5 Thoughts Every Mom Has at Kindergarten Orientation

I just went to the first half of my daughter's kindergarten orientation. As I walked into the school, it felt so huge compared to her preschool. I couldn't believe that after three years of being in preschool day in and day out for most of the time, very long days, she would now call another place "home."

That saying that "babies don't keep" is so true. It seemed like just yesterday she was refusing to nap without her mama, curled up on my chest, asleep at the breast. And now there she is, running down the elementary school hallways in which she will meet "the big scary world for the first time."

As we register those children for kindergarten, there are a few thoughts every mom has before we put our little one on the bus for that very first time.

This Place Is Too Big For My Baby
Columbia Pictures

This Place Is Too Big For My Baby

As you tour the school, you're thinking, "Are you sure this place is for kindergartners?"

My daughter's preschool felt so insular and intimate.
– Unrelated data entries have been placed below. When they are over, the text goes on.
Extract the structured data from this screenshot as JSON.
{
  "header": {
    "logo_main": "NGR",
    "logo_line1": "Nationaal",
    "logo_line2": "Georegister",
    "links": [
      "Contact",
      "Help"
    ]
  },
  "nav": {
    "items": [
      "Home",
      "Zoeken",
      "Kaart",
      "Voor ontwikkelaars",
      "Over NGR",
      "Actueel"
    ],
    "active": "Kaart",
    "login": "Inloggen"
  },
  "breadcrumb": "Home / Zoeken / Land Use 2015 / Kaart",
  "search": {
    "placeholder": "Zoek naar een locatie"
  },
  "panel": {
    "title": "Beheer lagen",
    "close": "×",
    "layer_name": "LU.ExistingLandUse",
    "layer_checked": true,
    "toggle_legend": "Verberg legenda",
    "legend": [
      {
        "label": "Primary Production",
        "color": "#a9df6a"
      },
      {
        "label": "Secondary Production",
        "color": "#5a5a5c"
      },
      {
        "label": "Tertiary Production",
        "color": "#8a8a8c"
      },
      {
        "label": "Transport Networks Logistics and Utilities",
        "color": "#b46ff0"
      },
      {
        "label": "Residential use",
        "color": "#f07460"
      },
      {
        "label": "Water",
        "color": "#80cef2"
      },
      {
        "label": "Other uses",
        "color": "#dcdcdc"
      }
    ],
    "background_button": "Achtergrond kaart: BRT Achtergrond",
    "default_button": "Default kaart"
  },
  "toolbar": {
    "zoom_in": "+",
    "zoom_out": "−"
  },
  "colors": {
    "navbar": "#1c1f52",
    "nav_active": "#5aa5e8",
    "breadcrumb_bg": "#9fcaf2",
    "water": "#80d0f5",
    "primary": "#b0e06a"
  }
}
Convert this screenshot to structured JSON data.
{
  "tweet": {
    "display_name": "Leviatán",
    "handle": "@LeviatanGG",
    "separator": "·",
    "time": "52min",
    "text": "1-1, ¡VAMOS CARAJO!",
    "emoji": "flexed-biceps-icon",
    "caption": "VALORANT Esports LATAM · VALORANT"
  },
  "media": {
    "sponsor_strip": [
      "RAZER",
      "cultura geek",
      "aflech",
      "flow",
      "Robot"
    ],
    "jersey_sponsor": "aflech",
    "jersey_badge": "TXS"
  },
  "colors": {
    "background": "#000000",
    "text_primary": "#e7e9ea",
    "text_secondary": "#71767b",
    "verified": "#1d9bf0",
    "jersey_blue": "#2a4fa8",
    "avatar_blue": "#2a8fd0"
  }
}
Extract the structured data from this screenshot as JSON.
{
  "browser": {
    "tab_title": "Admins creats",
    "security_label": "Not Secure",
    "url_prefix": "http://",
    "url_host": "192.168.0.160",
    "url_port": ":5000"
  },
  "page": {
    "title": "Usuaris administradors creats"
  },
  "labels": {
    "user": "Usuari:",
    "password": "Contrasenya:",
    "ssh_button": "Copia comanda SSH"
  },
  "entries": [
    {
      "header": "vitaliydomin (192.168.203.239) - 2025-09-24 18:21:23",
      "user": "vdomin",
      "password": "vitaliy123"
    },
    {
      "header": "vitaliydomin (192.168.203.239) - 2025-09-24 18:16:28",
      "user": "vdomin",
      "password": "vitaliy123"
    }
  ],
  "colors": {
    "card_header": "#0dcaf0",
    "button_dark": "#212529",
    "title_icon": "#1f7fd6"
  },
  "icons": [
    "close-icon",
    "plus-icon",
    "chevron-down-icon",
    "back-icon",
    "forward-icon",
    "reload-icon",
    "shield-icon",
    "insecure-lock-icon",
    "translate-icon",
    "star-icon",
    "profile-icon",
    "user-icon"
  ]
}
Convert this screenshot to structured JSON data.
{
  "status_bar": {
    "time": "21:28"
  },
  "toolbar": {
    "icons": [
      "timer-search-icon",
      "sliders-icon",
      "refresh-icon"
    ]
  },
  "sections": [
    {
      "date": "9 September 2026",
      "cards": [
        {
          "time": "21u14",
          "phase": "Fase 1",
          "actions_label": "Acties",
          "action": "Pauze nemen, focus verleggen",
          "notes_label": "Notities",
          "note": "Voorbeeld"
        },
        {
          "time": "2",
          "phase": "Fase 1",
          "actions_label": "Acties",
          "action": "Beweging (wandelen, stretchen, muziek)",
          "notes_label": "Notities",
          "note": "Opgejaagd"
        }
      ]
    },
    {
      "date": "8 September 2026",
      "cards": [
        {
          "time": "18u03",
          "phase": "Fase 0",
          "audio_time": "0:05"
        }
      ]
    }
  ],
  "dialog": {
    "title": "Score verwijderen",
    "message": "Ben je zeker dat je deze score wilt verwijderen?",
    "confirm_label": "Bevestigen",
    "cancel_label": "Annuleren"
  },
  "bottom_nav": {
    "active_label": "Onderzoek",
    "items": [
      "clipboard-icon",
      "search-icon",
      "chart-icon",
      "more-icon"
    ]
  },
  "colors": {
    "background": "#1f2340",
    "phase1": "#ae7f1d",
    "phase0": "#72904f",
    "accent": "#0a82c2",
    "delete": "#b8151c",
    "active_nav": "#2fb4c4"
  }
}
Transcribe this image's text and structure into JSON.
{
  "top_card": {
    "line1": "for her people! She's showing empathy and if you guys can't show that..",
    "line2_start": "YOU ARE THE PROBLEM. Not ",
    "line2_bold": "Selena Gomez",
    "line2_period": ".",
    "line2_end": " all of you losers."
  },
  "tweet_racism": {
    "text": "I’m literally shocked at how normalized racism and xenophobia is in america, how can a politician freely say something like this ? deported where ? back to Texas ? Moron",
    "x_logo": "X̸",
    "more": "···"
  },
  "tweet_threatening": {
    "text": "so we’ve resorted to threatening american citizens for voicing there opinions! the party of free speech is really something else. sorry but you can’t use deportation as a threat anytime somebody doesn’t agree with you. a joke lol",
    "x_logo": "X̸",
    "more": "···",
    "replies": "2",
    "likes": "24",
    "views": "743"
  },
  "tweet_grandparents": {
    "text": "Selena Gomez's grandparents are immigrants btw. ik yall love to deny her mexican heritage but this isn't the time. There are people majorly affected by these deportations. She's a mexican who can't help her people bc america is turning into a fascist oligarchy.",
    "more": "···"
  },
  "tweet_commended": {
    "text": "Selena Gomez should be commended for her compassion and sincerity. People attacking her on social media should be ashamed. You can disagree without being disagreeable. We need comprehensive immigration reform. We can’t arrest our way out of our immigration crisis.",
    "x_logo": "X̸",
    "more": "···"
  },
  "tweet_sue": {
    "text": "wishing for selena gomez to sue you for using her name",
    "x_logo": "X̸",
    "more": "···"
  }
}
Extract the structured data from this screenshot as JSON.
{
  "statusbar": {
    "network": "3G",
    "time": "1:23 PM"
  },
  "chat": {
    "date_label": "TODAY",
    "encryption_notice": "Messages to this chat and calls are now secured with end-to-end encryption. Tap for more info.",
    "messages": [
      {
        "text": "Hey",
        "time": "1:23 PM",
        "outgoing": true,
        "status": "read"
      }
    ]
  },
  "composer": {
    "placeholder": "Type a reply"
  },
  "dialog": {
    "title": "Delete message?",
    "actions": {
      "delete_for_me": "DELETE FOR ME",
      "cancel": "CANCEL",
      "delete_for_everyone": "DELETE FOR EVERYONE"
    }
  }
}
The same teachers have been there for years, and the school felt small. When we visited her elementary school, it was welcoming and colorful also, but it felt so large! I couldn't fathom that the little child I once wore on my front and back could now exist in such a place. But still, when I look at her, that tiny child is not so tiny anymore. That little being is growing more powerful and independent by the minute. Kindergarten is a milestone, and each mom feels it: our kids are entering a brand-new independent phase. The cozy world of preschool is far behind.

Is That Going to Be My Kid's Teacher?

Is That Going to Be My Kid's Teacher?

When you meet the teachers, you wonder to yourself, "Which teacher is the mean one of the group?"

As the three kindergarten teachers were introduced, I found myself inspecting each and every one. Would that be my child's teacher next year?

I acted as if I were psychic, listening and watching each teacher's every move trying to determine if she were strict, kind, fun, organized, etc. Every mom is wondering: who will be my kid's teacher, and will he or she give my kid the best kindergarten experience? As silly as it sounds — it's not like you learn rocket science in kindergarten — it's our kiddo's first introduction to "real" school, and we want our children to have a great first impression. As we all know, a first impression can last a lifetime, and the fact is, our kids have many years to be in school, and so we want them to love it.

Is This Place Safe?

Is This Place Safe?

Looking around the school you wonder, "Is this place safe?"

Even if you're a cool cucumber as a parent, the idea of stranger danger seems to rear its ugly head when you realize: My kid is going on a bus. My kid is going to be away from me and the sweet comfort of preschool.

It's not that strangers don't approach preschoolers, but more often than not, I hear a story of kids being approached at school dismissal before the buses leave and/or kids getting approached at the park again, and again . . . and sadly, again.

And it's not just "those creepy strangers" we moms worry about. We wonder how the strangers — peers and teachers — will treat our child. Will they like our kid? Will they see all the lovely things that we appreciate about our child? Will they forgive our child for all the not-so-lovely things he or she may bring to the table as a person?

This Seems Like a LOT of Work

This Seems Like a LOT of Work

If the school principal or vice principal speaks, you wonder if elementary school is really as much homework as everyone says it is . . . that much for a kindergartner? Really?

Some find themselves worried about all the homework and instruction their child is now expected to keep up with. Others worry their little ones will be bored and not challenged at all.

What will homework be like? How will my child enjoy learning? What if my child struggles to read? What if my child, a good reader, is bored or put to the wayside?

And then: What about Common Core? The nightmare stories I have heard about my friends struggling to help their kids with their homework makes me wonder if my Ivy League degree is even applicable to help my kid with an elementary school worksheet!

Moms think, "Will I be able to keep up with all the activities, schoolwork, housework, and my job or with the other kids at home?"

You're beginning to wonder if school hasn't become too much work.

Will My Child Find Their Way?

Will My Child Find Their Way?

Let's not forget the social fears. We want so much for our kids and their school experience. It's not simply about grades but about socializing.

Will my son cry every day at drop-off? Will my kid make friends? Will my child make friends easily? Will he or she be bullied? Will he or she be a bully? How can I help my shy child "bloom"?

As you're looking at all the many children your child will be attending kindergarten with, you'll find yourself wondering, "Which one of these kids will my child love? Or not love so much?"

As we left that first half of kindergarten orientation, I was overjoyed to see that my daughter zipped away from me to explore the school and then at the end was excited to come back and return to the school in the Fall. In my mind, I mentally hugged all the little ones who tearfully went off to explore the school with a teacher, leaving Mom and Dad behind. In my heart, I reminded myself how fast time has flown, and I promised myself to slow down and savor the moments with my child more.

Like I said before, babies don't keep.